  26. Scheuhammer AM (1989) Monitoring wild bird pollutions for lead exposure. J Wildl Manage 53(3):759–765CrossRefGoogle Scholar
  27. Scheuhammer AM (1991) Effects of acidification on the availability of toxic metals and calcium to wild birds and mammals. Environ Pollut 71:329–375PubMedCrossRefGoogle Scholar
  28. Szkoda J, Żmudzki J (2005) Determination of lead and cadmium in biological material by graphite furnace atomic absorption spectrometry method. Bull Vet Inst Pulawy 49:89–92Google Scholar
  29. Wickson RJ, Norman FI, Bacher GJ, Garnham JS (1992) Concentrations of lead in bone and other tissues of Wiktorian Waterfowl. Wild Res 19:221–232CrossRefGoogle Scholar
  30. Wolkers H, Wensing T, Groot Bruinderink GW (1994) Heavy metal contamination in organs of red deer (Cervus elaphus) and wild boar (Sus scrofa) and the effect on some trace elements. Sci Total Environ 144(1–3):191–199PubMedCrossRefGoogle Scholar
  31. Żmudzki J (1977) Oznaczenie zawartości ołowiu w materiale biologicznym metodą spektrofotometrii atomowo-absorpcyjnej. [Lead assays in biological materials with atomic absorption spectrophotometry]. Med Wet 3:179–181 [in Polish]Google Scholar

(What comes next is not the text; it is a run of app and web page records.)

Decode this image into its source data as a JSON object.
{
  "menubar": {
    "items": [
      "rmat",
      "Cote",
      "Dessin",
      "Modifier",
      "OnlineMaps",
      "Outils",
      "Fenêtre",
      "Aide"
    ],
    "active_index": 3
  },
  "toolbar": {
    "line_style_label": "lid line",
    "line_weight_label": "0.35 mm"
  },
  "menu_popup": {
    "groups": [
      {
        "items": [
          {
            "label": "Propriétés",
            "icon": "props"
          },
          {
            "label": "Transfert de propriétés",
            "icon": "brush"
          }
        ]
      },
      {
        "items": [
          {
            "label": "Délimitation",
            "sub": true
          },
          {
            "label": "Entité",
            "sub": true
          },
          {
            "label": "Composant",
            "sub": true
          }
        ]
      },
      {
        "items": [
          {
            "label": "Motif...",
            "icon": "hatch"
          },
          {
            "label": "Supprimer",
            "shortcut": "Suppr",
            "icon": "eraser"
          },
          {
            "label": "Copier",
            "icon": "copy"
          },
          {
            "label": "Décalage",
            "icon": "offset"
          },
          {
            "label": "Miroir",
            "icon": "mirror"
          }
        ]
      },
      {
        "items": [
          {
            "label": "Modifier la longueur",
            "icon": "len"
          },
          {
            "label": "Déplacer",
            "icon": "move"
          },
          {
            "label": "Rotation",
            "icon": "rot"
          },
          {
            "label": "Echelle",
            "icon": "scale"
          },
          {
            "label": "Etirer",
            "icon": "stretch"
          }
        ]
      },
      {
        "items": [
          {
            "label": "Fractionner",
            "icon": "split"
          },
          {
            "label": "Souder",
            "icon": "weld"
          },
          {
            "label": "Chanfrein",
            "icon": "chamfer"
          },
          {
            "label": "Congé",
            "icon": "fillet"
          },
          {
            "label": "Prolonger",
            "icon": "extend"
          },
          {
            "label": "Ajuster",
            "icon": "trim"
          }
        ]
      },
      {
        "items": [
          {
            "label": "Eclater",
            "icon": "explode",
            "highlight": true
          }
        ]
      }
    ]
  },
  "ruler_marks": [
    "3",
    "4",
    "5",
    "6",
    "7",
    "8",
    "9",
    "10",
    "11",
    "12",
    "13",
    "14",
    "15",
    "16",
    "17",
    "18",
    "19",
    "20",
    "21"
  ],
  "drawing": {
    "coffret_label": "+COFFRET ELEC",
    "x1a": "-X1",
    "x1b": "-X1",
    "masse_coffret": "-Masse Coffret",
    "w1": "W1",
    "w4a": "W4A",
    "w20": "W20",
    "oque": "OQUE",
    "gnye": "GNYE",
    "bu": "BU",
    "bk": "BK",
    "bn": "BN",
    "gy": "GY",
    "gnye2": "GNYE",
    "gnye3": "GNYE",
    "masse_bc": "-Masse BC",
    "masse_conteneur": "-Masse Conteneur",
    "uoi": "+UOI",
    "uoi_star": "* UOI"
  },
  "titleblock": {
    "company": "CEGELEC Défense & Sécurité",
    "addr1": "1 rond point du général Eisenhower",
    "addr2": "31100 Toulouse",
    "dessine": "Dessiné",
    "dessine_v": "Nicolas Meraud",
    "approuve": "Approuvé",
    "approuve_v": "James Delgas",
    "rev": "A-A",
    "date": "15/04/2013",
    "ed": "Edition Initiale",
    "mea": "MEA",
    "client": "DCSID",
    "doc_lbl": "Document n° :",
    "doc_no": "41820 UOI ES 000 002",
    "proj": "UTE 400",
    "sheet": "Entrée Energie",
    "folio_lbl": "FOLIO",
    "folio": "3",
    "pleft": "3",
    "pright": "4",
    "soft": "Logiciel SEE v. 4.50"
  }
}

Copyright information

© Springer-Verlag 2007

Authors and Affiliations

  1. 1.Department of Animal AnatomyAgricultural University of SzczecinSzczecinPoland

Personalised recommendations